» ASSIGNMENT
Work out how many lines of the data contain "Legal" and reply with that number alone.

» EXTRACTED INFORMATION

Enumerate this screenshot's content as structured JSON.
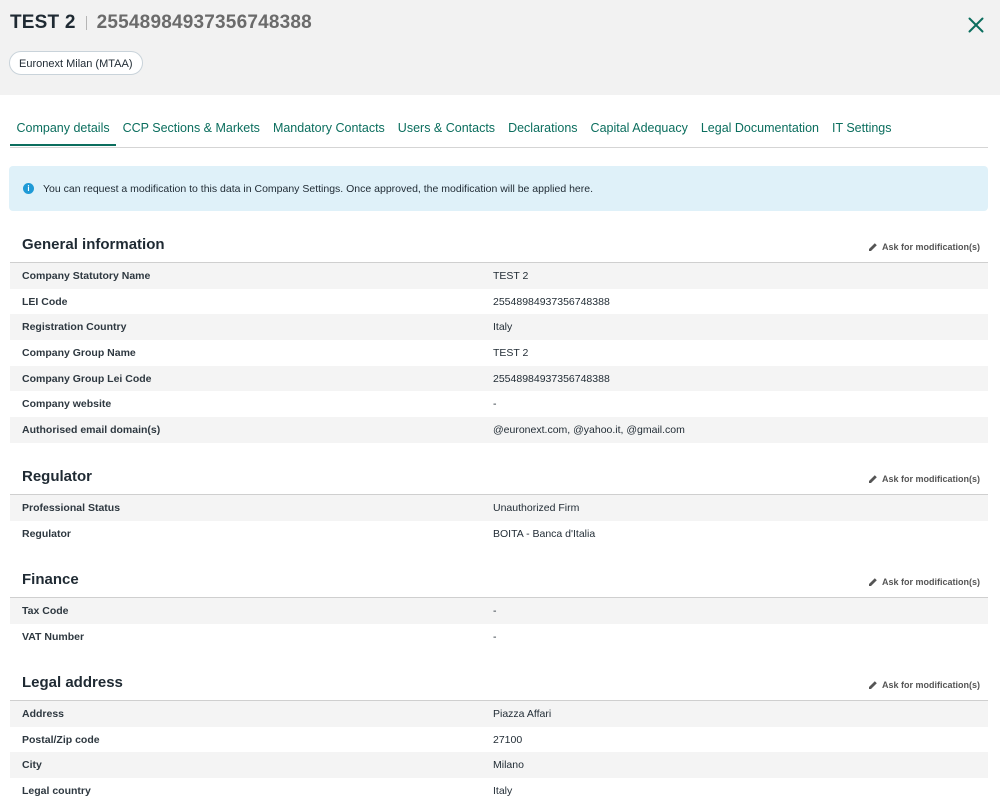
{
  "header": {
    "name": "TEST 2",
    "lei": "25548984937356748388",
    "market_chip": "Euronext Milan (MTAA)"
  },
  "tabs": [
    {
      "label": "Company details",
      "active": true
    },
    {
      "label": "CCP Sections & Markets"
    },
    {
      "label": "Mandatory Contacts"
    },
    {
      "label": "Users & Contacts"
    },
    {
      "label": "Declarations"
    },
    {
      "label": "Capital Adequacy"
    },
    {
      "label": "Legal Documentation"
    },
    {
      "label": "IT Settings"
    }
  ],
  "info_banner": "You can request a modification to this data in Company Settings. Once approved, the modification will be applied here.",
  "ask_label": "Ask for modification(s)",
  "sections": [
    {
      "title": "General information",
      "rows": [
        {
          "label": "Company Statutory Name",
          "value": "TEST 2"
        },
        {
          "label": "LEI Code",
          "value": "25548984937356748388"
        },
        {
          "label": "Registration Country",
          "value": "Italy"
        },
        {
          "label": "Company Group Name",
          "value": "TEST 2"
        },
        {
          "label": "Company Group Lei Code",
          "value": "25548984937356748388"
        },
        {
          "label": "Company website",
          "value": "-"
        },
        {
          "label": "Authorised email domain(s)",
          "value": "@euronext.com, @yahoo.it, @gmail.com"
        }
      ]
    },
    {
      "title": "Regulator",
      "rows": [
        {
          "label": "Professional Status",
          "value": "Unauthorized Firm"
        },
        {
          "label": "Regulator",
          "value": "BOITA - Banca d'Italia"
        }
      ]
    },
    {
      "title": "Finance",
      "rows": [
        {
          "label": "Tax Code",
          "value": "-"
        },
        {
          "label": "VAT Number",
          "value": "-"
        }
      ]
    },
    {
      "title": "Legal address",
      "rows": [
        {
          "label": "Address",
          "value": "Piazza Affari"
        },
        {
          "label": "Postal/Zip code",
          "value": "27100"
        },
        {
          "label": "City",
          "value": "Milano"
        },
        {
          "label": "Legal country",
          "value": "Italy"
        }
      ]
    }
  ],
  "icons": {
    "close": "close-icon",
    "info": "info-icon",
    "edit": "pencil-icon"
  },
  "colors": {
    "accent": "#0b6e5e",
    "banner": "#dff1f9",
    "info": "#1f9ad6"
  }
}
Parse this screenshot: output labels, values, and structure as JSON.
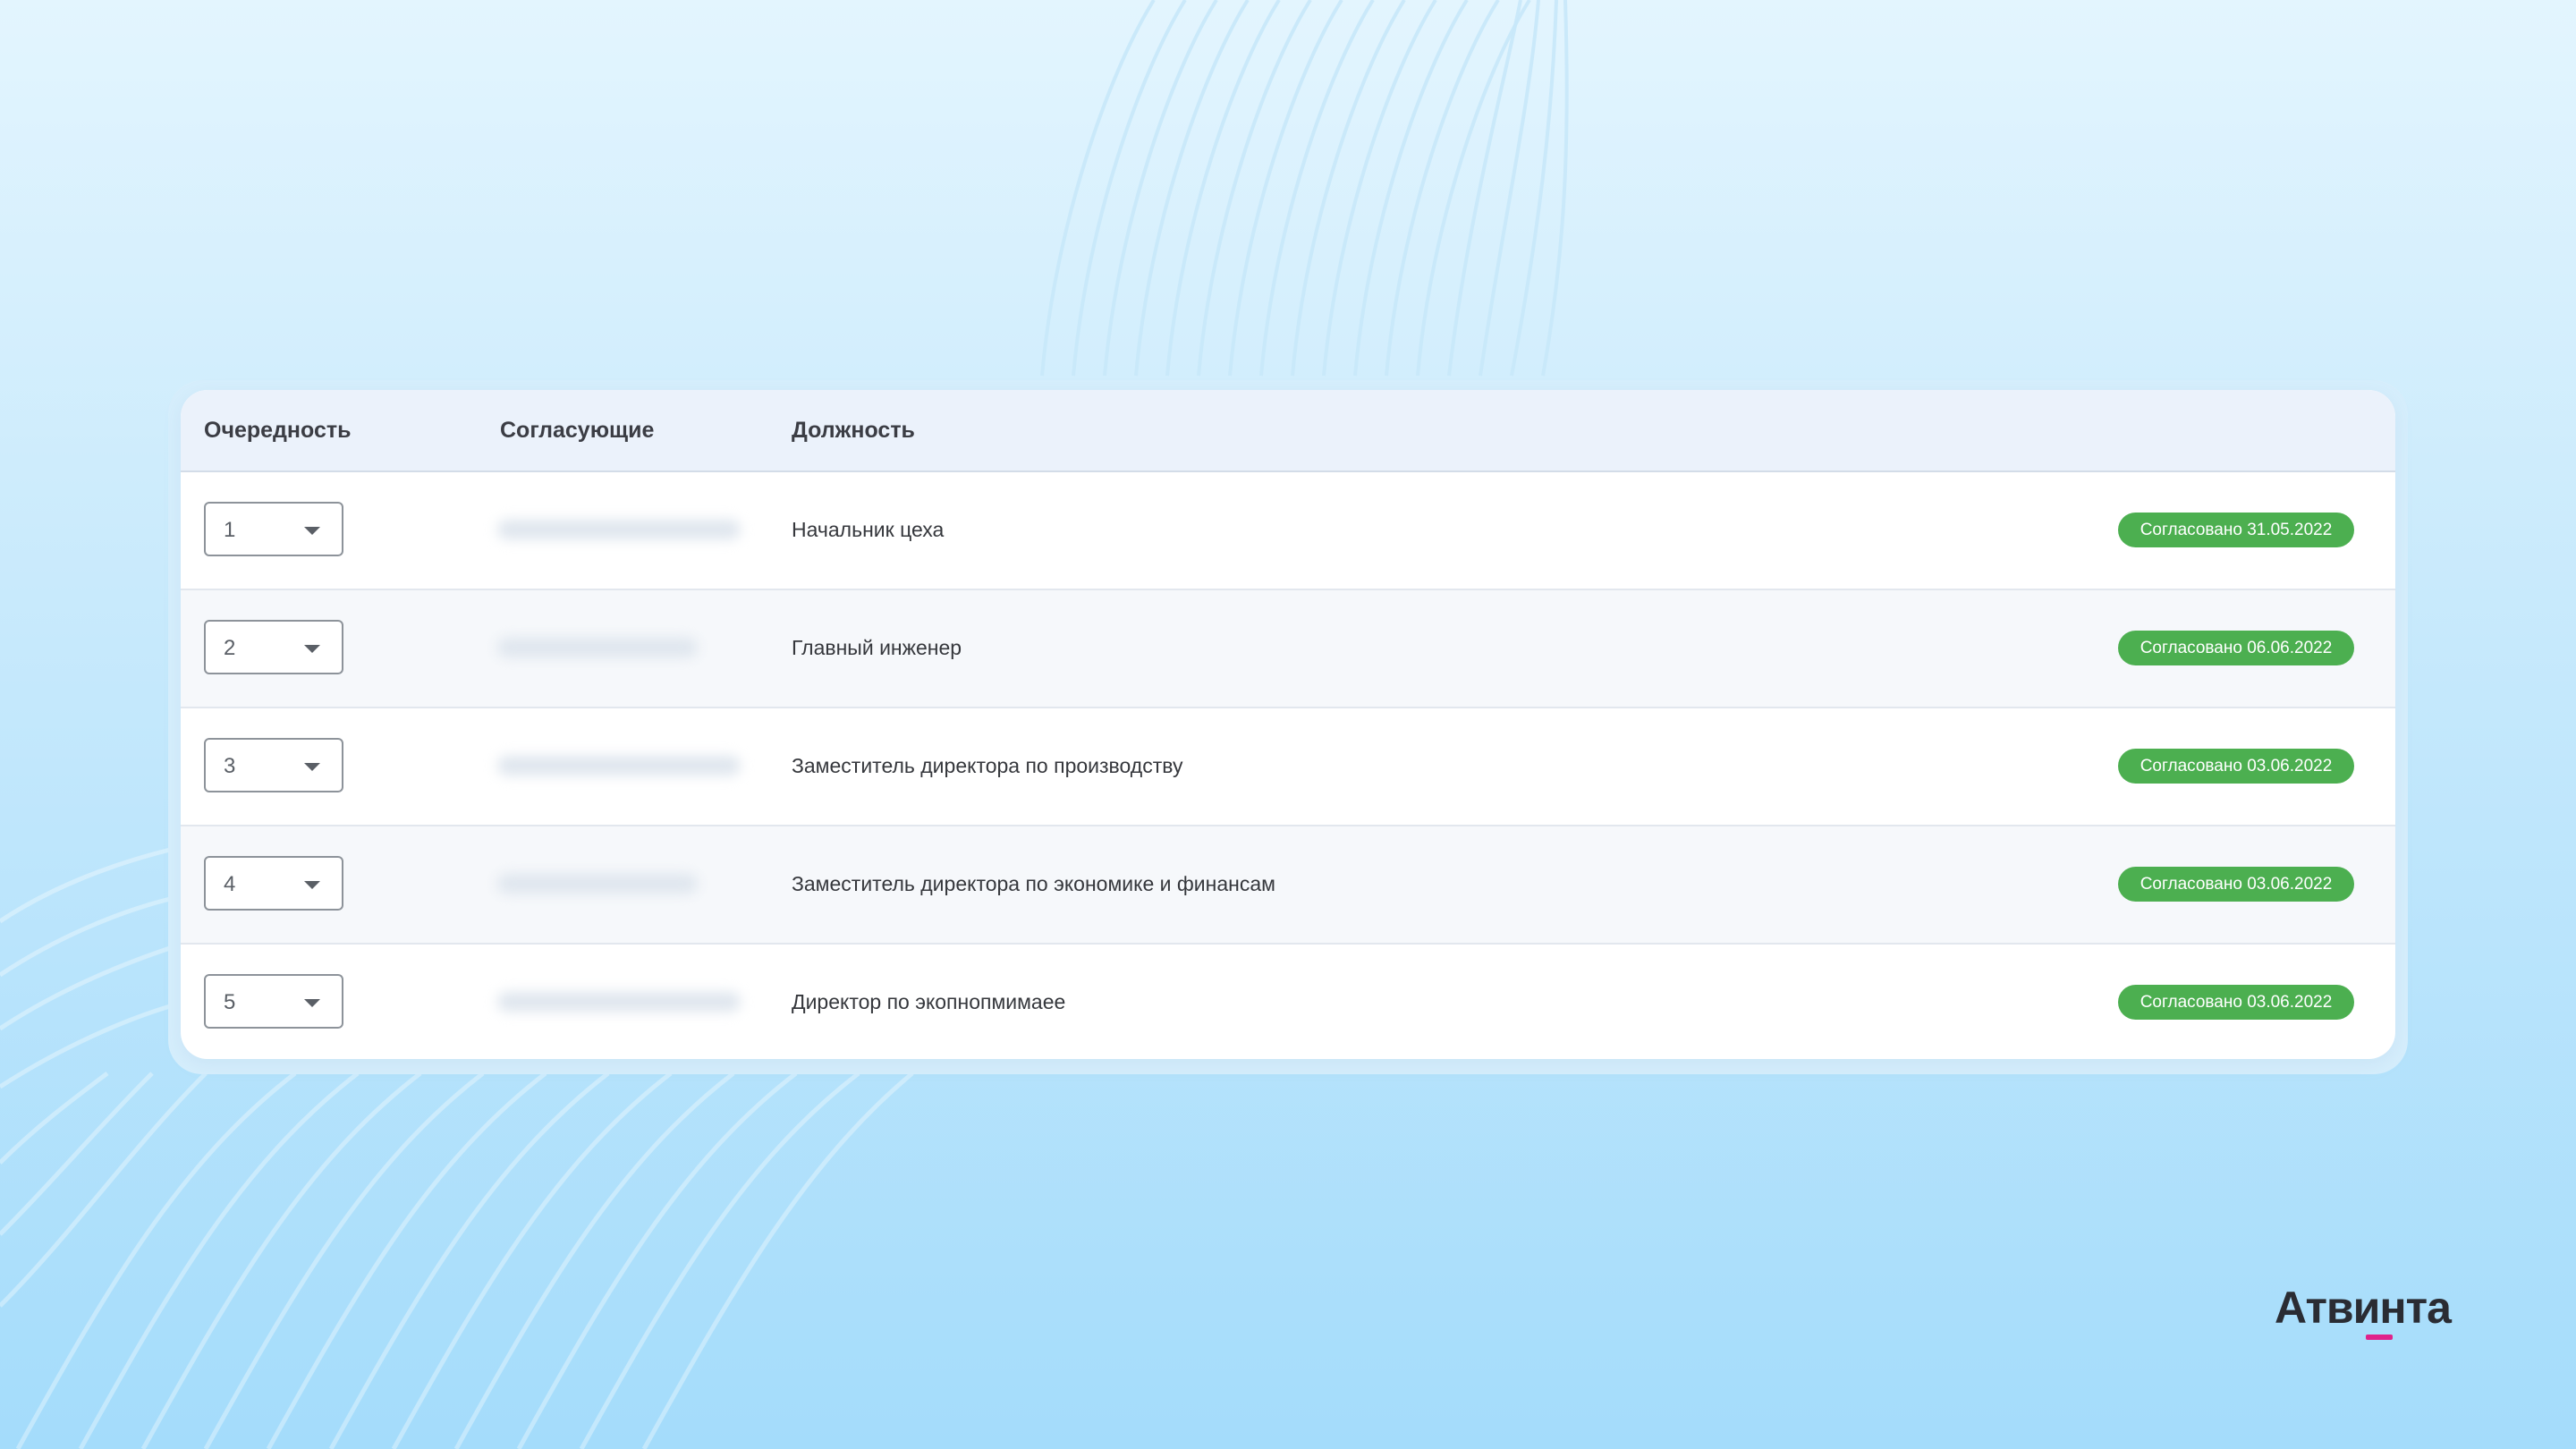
{
  "table": {
    "headers": {
      "order": "Очередность",
      "approvers": "Согласующие",
      "position": "Должность"
    },
    "rows": [
      {
        "order": "1",
        "position": "Начальник цеха",
        "status": "Согласовано 31.05.2022"
      },
      {
        "order": "2",
        "position": "Главный инженер",
        "status": "Согласовано 06.06.2022"
      },
      {
        "order": "3",
        "position": "Заместитель директора по производству",
        "status": "Согласовано 03.06.2022"
      },
      {
        "order": "4",
        "position": "Заместитель директора по экономике и финансам",
        "status": "Согласовано 03.06.2022"
      },
      {
        "order": "5",
        "position": "Директор по экопнопмимаее",
        "status": "Согласовано 03.06.2022"
      }
    ]
  },
  "brand": {
    "name": "Атвинта",
    "accent": "#e0228a"
  },
  "colors": {
    "status_approved": "#4caf50"
  },
  "icons": {
    "dropdown": "chevron-down-icon"
  }
}
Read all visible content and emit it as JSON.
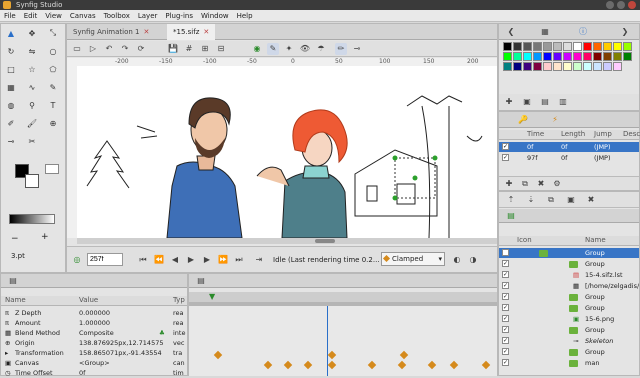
{
  "title_bar": {
    "title": "Synfig Studio"
  },
  "menu": [
    "File",
    "Edit",
    "View",
    "Canvas",
    "Toolbox",
    "Layer",
    "Plug-ins",
    "Window",
    "Help"
  ],
  "tabs": {
    "tab1": "Synfig Animation 1",
    "tab2": "*15.sifz"
  },
  "ruler": {
    "labels": [
      "-200",
      "-150",
      "-100",
      "-50",
      "0",
      "50",
      "100",
      "150",
      "200"
    ]
  },
  "frame_field": "257f",
  "status": "Idle (Last rendering time 0.2...",
  "interpolation": "Clamped",
  "brush_size": "3.pt",
  "params": {
    "headers": [
      "Name",
      "Value",
      "Typ"
    ],
    "rows": [
      {
        "name": "Z Depth",
        "value": "0.000000",
        "type": "rea"
      },
      {
        "name": "Amount",
        "value": "1.000000",
        "type": "rea"
      },
      {
        "name": "Blend Method",
        "value": "Composite",
        "type": "inte"
      },
      {
        "name": "Origin",
        "value": "138.876925px,12.714575",
        "type": "vec"
      },
      {
        "name": "Transformation",
        "value": "158.865071px,-91.43554",
        "type": "tra"
      },
      {
        "name": "Canvas",
        "value": "<Group>",
        "type": "can"
      },
      {
        "name": "Time Offset",
        "value": "0f",
        "type": "tim"
      }
    ]
  },
  "waypoints": {
    "headers": [
      "Time",
      "Length",
      "Jump",
      "Desc"
    ],
    "rows": [
      {
        "time": "0f",
        "length": "0f",
        "jump": "(JMP)"
      },
      {
        "time": "97f",
        "length": "0f",
        "jump": "(JMP)"
      }
    ]
  },
  "layers": {
    "headers": [
      "Icon",
      "Name"
    ],
    "rows": [
      "Group",
      "Group",
      "15-4.sifz.lst",
      "[/home/zelgadis/...",
      "Group",
      "Group",
      "15-6.png",
      "Group",
      "Skeleton",
      "Group",
      "man"
    ]
  },
  "palette_colors": [
    "#000000",
    "#333333",
    "#555555",
    "#777777",
    "#999999",
    "#bbbbbb",
    "#dddddd",
    "#ffffff",
    "#ff0000",
    "#ff6600",
    "#ffcc00",
    "#ffff00",
    "#99ff00",
    "#00ff00",
    "#00ff99",
    "#00ffff",
    "#0099ff",
    "#0000ff",
    "#6600ff",
    "#cc00ff",
    "#ff00cc",
    "#ff0066",
    "#800000",
    "#804000",
    "#808000",
    "#008000",
    "#008080",
    "#000080",
    "#400080",
    "#800040",
    "#ffcccc",
    "#ffe5cc",
    "#ffffcc",
    "#ccffcc",
    "#ccffff",
    "#cce5ff",
    "#ccccff",
    "#ffccff"
  ]
}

» TASK RESULT
3